Most importantly, these expectations need to be reasonable. You know the level at which you are capable of performing. Your boss knows the level at which he or she expects you to perform. Rarely are these two levels in alignment from Day One, as it takes a feeling out process to establish what level works for both parties. Once the expectations are laid out, work closely and communicate frequently with your boss, especially early on, to ensure that you’re both on the same page, and customize a plan to get you at the “win-win” level you can both be happy with.
2. Respect – Remember those adages that your parents instilled in you growing up? Especially the one about “Treat others as you, yourself, would like to be treated”?

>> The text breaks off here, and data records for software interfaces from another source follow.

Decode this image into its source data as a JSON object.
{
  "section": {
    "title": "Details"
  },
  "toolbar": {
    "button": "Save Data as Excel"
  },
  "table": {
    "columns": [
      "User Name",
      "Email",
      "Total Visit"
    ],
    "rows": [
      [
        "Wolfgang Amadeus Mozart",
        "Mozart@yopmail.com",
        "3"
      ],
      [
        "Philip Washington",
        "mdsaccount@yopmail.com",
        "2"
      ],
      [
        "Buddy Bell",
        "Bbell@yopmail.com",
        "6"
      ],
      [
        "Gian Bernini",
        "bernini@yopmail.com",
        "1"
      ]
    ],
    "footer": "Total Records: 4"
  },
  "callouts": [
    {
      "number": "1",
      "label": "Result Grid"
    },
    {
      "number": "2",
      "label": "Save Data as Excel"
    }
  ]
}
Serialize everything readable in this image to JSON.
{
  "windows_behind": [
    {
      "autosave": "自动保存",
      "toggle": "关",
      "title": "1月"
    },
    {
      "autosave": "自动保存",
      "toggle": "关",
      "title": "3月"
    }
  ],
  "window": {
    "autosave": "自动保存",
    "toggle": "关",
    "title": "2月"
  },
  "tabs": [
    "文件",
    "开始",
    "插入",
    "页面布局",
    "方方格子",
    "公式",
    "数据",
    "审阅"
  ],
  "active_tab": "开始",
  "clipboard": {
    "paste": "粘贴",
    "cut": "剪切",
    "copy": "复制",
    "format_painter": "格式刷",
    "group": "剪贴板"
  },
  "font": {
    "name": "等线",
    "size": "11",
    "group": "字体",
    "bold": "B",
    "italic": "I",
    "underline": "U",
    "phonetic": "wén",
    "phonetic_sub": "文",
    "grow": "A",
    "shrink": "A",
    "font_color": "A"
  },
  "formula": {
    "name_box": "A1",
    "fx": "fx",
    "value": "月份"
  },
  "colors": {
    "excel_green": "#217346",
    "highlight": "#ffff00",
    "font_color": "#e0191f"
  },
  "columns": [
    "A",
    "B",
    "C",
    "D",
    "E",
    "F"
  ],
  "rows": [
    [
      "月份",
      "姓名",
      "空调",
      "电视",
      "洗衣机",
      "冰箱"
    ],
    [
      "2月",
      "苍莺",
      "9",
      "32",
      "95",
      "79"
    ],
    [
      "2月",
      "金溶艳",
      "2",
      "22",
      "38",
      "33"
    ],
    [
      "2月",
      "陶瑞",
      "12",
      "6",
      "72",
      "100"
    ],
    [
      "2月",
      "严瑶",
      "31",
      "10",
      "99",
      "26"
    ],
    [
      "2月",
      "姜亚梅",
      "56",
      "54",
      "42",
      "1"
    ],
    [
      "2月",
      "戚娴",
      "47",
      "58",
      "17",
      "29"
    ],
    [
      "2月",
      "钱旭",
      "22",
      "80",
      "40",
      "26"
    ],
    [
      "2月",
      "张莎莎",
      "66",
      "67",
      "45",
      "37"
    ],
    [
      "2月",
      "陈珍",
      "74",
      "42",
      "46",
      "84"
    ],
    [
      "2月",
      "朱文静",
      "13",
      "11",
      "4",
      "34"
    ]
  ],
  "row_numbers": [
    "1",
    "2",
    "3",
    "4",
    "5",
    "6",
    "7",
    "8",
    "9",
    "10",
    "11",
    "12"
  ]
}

The same holds true for a corporate environment. Would you dare talk down to your boss, or act disrespectful? Probably not. So you shouldn’t tolerate or accept any instance where your boss talks down, or acts disrespectful to you.
If you find this happening in your company, take control of the situation. Find a one-on-one setting in which you can tell your boss that his or her behavior is not acceptable in that situation.
Same goes for any corrective feedback that your boss wishes to share with you. If your boss has an issue with an element of your performance, instead of taking it public to other managers or employees, ensure that you are more than willing to listen to any corrective feedback he or she wants to share with you, so long as it’s in a private, one-on-one setting.
3. Integrity – While most any company possesses a sense of integrity at its core at all times, it is a must-do for EVERYBODY in the company to conduct themselves with integrity around the clock, starting with the company’s leadership to lead by example. If this does NOT happen, and a leader doesn’t conduct him- or herself with the utmost integrity, you MUST communicate this to that boss ASAP. Let that person privately know that you’re not OK with the situation at hand. If you feel that your comments are falling on deaf ears, then don’t hesitate to take your ideas to another channel in the organization, such as HR. It’s the primary purpose of that department, after all.
This policy should extend to your customer and client base as well. As long as the integrity is being upheld on both sides of the coin, act as if the customer or client is ALWAYS right. Never forget this. But if you think the client is jeopardizing integrity, then it’s time to huddle up with your team and plan a set strategy going forward.
These are three of the ways in which YOU can take control of your situation at work, and manage YOUR boss.
Got any other recommendations on managing your boss? Send me an email at firstname.lastname@example.org, or call me during the show. I’d LOVE to hear from you !